- _What you will do_: For each line of the data below that contains "label", return that line.

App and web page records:
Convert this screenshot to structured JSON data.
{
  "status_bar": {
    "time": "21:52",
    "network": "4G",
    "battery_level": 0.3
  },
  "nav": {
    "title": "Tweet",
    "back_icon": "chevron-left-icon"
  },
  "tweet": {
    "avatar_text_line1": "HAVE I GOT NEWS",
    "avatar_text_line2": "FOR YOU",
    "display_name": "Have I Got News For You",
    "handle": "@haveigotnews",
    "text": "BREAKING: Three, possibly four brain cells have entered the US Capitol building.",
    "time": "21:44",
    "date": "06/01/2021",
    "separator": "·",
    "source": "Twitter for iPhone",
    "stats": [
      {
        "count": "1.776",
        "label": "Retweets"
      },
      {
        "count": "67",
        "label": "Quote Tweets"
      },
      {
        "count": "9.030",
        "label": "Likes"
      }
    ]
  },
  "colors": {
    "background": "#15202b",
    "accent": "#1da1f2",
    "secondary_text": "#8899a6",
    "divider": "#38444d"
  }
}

- _Answer to this problem_:
        "label": "Retweets"
        "label": "Quote Tweets"
        "label": "Likes"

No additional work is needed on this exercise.